▶ Work required
Write the data below out again, exactly as each line reads.

Items from an interface collection:
*****

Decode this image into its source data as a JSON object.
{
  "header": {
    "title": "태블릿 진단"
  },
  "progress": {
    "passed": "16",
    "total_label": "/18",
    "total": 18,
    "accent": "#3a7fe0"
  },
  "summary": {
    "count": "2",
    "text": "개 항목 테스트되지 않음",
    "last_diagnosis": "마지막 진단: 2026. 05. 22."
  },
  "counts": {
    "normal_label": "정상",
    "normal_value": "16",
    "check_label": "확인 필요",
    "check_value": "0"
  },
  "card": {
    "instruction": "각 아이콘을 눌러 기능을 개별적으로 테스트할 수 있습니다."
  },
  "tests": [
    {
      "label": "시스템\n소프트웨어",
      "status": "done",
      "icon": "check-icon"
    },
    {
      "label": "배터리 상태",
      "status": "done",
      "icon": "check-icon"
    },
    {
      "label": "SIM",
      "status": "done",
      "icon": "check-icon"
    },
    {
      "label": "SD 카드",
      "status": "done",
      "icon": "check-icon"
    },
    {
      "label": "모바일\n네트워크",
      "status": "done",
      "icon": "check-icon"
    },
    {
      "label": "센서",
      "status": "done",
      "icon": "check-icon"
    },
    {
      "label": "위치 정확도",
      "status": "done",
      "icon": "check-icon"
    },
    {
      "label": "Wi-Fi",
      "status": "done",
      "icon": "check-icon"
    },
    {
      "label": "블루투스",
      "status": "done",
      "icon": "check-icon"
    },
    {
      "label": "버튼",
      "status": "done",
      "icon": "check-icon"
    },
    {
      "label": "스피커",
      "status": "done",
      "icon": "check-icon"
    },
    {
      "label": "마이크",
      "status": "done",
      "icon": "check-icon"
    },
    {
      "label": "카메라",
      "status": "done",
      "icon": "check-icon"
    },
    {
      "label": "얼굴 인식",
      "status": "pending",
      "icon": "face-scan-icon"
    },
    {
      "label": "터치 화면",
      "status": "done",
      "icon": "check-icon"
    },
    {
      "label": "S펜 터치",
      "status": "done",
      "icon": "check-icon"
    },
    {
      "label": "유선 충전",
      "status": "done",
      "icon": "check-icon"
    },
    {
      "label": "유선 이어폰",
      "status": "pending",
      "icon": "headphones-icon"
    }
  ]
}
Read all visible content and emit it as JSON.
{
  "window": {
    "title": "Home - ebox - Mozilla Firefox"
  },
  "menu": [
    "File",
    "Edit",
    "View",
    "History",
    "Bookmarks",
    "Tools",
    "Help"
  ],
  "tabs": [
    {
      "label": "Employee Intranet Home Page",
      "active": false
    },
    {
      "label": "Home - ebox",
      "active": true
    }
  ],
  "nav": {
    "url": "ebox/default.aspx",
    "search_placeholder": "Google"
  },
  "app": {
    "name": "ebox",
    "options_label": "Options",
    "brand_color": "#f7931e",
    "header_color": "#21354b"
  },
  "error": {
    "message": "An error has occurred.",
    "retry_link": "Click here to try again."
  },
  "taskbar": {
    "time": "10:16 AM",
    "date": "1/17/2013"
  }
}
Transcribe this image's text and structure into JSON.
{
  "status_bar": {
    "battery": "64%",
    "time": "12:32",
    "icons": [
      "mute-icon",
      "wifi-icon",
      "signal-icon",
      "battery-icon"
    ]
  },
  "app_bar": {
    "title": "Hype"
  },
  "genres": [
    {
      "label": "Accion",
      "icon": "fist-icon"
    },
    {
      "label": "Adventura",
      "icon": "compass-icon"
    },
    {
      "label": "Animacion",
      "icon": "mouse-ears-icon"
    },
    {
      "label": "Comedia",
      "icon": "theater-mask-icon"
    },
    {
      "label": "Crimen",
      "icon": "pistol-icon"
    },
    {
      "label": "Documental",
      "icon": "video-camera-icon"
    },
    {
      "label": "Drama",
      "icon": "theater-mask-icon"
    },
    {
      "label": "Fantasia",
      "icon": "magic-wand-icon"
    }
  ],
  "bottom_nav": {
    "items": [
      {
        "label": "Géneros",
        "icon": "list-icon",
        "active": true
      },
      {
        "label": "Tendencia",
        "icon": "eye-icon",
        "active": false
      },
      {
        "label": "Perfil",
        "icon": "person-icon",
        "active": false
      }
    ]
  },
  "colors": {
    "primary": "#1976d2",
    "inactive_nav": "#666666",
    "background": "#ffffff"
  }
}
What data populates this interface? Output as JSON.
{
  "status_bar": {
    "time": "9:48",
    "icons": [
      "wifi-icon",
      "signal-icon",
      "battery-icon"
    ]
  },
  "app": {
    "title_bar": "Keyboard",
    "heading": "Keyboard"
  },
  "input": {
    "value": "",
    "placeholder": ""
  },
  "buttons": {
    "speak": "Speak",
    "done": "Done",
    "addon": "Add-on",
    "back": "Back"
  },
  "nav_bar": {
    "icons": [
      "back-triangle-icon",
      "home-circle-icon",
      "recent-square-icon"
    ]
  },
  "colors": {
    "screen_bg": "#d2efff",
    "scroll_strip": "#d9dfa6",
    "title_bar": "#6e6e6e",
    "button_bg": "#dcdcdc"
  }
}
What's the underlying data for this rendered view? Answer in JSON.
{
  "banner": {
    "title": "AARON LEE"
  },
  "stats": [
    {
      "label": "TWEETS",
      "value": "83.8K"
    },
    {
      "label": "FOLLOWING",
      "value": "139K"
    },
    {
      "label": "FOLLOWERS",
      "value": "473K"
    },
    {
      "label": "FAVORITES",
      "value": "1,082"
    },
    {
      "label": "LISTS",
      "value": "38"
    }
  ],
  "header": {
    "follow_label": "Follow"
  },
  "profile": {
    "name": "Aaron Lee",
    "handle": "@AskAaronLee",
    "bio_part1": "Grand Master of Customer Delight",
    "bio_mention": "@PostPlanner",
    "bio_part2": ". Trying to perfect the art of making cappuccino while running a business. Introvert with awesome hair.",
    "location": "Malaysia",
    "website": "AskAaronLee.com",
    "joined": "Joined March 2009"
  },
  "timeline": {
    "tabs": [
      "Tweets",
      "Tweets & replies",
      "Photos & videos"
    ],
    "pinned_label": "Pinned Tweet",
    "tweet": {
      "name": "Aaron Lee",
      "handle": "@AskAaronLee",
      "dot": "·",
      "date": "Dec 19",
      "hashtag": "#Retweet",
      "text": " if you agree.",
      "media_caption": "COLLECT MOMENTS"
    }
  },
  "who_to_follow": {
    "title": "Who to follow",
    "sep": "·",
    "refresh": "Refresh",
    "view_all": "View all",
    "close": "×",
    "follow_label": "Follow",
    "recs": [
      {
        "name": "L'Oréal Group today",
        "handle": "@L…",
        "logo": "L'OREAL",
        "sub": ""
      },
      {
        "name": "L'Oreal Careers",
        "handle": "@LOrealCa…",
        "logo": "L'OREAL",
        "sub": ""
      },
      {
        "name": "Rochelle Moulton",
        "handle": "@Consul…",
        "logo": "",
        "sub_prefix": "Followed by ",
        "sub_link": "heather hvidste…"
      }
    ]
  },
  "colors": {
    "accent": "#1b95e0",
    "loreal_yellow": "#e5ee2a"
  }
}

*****

▶ Task answer
Decode this image into its source data as a JSON object.
{
  "header": {
    "title": "태블릿 진단"
  },
  "progress": {
    "passed": "16",
    "total_label": "/18",
    "total": 18,
    "accent": "#3a7fe0"
  },
  "summary": {
    "count": "2",
    "text": "개 항목 테스트되지 않음",
    "last_diagnosis": "마지막 진단: 2026. 05. 22."
  },
  "counts": {
    "normal_label": "정상",
    "normal_value": "16",
    "check_label": "확인 필요",
    "check_value": "0"
  },
  "card": {
    "instruction": "각 아이콘을 눌러 기능을 개별적으로 테스트할 수 있습니다."
  },
  "tests": [
    {
      "label": "시스템\n소프트웨어",
      "status": "done",
      "icon": "check-icon"
    },
    {
      "label": "배터리 상태",
      "status": "done",
      "icon": "check-icon"
    },
    {
      "label": "SIM",
      "status": "done",
      "icon": "check-icon"
    },
    {
      "label": "SD 카드",
      "status": "done",
      "icon": "check-icon"
    },
    {
      "label": "모바일\n네트워크",
      "status": "done",
      "icon": "check-icon"
    },
    {
      "label": "센서",
      "status": "done",
      "icon": "check-icon"
    },
    {
      "label": "위치 정확도",
      "status": "done",
      "icon": "check-icon"
    },
    {
      "label": "Wi-Fi",
      "status": "done",
      "icon": "check-icon"
    },
    {
      "label": "블루투스",
      "status": "done",
      "icon": "check-icon"
    },
    {
      "label": "버튼",
      "status": "done",
      "icon": "check-icon"
    },
    {
      "label": "스피커",
      "status": "done",
      "icon": "check-icon"
    },
    {
      "label": "마이크",
      "status": "done",
      "icon": "check-icon"
    },
    {
      "label": "카메라",
      "status": "done",
      "icon": "check-icon"
    },
    {
      "label": "얼굴 인식",
      "status": "pending",
      "icon": "face-scan-icon"
    },
    {
      "label": "터치 화면",
      "status": "done",
      "icon": "check-icon"
    },
    {
      "label": "S펜 터치",
      "status": "done",
      "icon": "check-icon"
    },
    {
      "label": "유선 충전",
      "status": "done",
      "icon": "check-icon"
    },
    {
      "label": "유선 이어폰",
      "status": "pending",
      "icon": "headphones-icon"
    }
  ]
}
Read all visible content and emit it as JSON.
{
  "window": {
    "title": "Home - ebox - Mozilla Firefox"
  },
  "menu": [
    "File",
    "Edit",
    "View",
    "History",
    "Bookmarks",
    "Tools",
    "Help"
  ],
  "tabs": [
    {
      "label": "Employee Intranet Home Page",
      "active": false
    },
    {
      "label": "Home - ebox",
      "active": true
    }
  ],
  "nav": {
    "url": "ebox/default.aspx",
    "search_placeholder": "Google"
  },
  "app": {
    "name": "ebox",
    "options_label": "Options",
    "brand_color": "#f7931e",
    "header_color": "#21354b"
  },
  "error": {
    "message": "An error has occurred.",
    "retry_link": "Click here to try again."
  },
  "taskbar": {
    "time": "10:16 AM",
    "date": "1/17/2013"
  }
}
Transcribe this image's text and structure into JSON.
{
  "status_bar": {
    "battery": "64%",
    "time": "12:32",
    "icons": [
      "mute-icon",
      "wifi-icon",
      "signal-icon",
      "battery-icon"
    ]
  },
  "app_bar": {
    "title": "Hype"
  },
  "genres": [
    {
      "label": "Accion",
      "icon": "fist-icon"
    },
    {
      "label": "Adventura",
      "icon": "compass-icon"
    },
    {
      "label": "Animacion",
      "icon": "mouse-ears-icon"
    },
    {
      "label": "Comedia",
      "icon": "theater-mask-icon"
    },
    {
      "label": "Crimen",
      "icon": "pistol-icon"
    },
    {
      "label": "Documental",
      "icon": "video-camera-icon"
    },
    {
      "label": "Drama",
      "icon": "theater-mask-icon"
    },
    {
      "label": "Fantasia",
      "icon": "magic-wand-icon"
    }
  ],
  "bottom_nav": {
    "items": [
      {
        "label": "Géneros",
        "icon": "list-icon",
        "active": true
      },
      {
        "label": "Tendencia",
        "icon": "eye-icon",
        "active": false
      },
      {
        "label": "Perfil",
        "icon": "person-icon",
        "active": false
      }
    ]
  },
  "colors": {
    "primary": "#1976d2",
    "inactive_nav": "#666666",
    "background": "#ffffff"
  }
}
What data populates this interface? Output as JSON.
{
  "status_bar": {
    "time": "9:48",
    "icons": [
      "wifi-icon",
      "signal-icon",
      "battery-icon"
    ]
  },
  "app": {
    "title_bar": "Keyboard",
    "heading": "Keyboard"
  },
  "input": {
    "value": "",
    "placeholder": ""
  },
  "buttons": {
    "speak": "Speak",
    "done": "Done",
    "addon": "Add-on",
    "back": "Back"
  },
  "nav_bar": {
    "icons": [
      "back-triangle-icon",
      "home-circle-icon",
      "recent-square-icon"
    ]
  },
  "colors": {
    "screen_bg": "#d2efff",
    "scroll_strip": "#d9dfa6",
    "title_bar": "#6e6e6e",
    "button_bg": "#dcdcdc"
  }
}
What's the underlying data for this rendered view? Answer in JSON.
{
  "banner": {
    "title": "AARON LEE"
  },
  "stats": [
    {
      "label": "TWEETS",
      "value": "83.8K"
    },
    {
      "label": "FOLLOWING",
      "value": "139K"
    },
    {
      "label": "FOLLOWERS",
      "value": "473K"
    },
    {
      "label": "FAVORITES",
      "value": "1,082"
    },
    {
      "label": "LISTS",
      "value": "38"
    }
  ],
  "header": {
    "follow_label": "Follow"
  },
  "profile": {
    "name": "Aaron Lee",
    "handle": "@AskAaronLee",
    "bio_part1": "Grand Master of Customer Delight",
    "bio_mention": "@PostPlanner",
    "bio_part2": ". Trying to perfect the art of making cappuccino while running a business. Introvert with awesome hair.",
    "location": "Malaysia",
    "website": "AskAaronLee.com",
    "joined": "Joined March 2009"
  },
  "timeline": {
    "tabs": [
      "Tweets",
      "Tweets & replies",
      "Photos & videos"
    ],
    "pinned_label": "Pinned Tweet",
    "tweet": {
      "name": "Aaron Lee",
      "handle": "@AskAaronLee",
      "dot": "·",
      "date": "Dec 19",
      "hashtag": "#Retweet",
      "text": " if you agree.",
      "media_caption": "COLLECT MOMENTS"
    }
  },
  "who_to_follow": {
    "title": "Who to follow",
    "sep": "·",
    "refresh": "Refresh",
    "view_all": "View all",
    "close": "×",
    "follow_label": "Follow",
    "recs": [
      {
        "name": "L'Oréal Group today",
        "handle": "@L…",
        "logo": "L'OREAL",
        "sub": ""
      },
      {
        "name": "L'Oreal Careers",
        "handle": "@LOrealCa…",
        "logo": "L'OREAL",
        "sub": ""
      },
      {
        "name": "Rochelle Moulton",
        "handle": "@Consul…",
        "logo": "",
        "sub_prefix": "Followed by ",
        "sub_link": "heather hvidste…"
      }
    ]
  },
  "colors": {
    "accent": "#1b95e0",
    "loreal_yellow": "#e5ee2a"
  }
}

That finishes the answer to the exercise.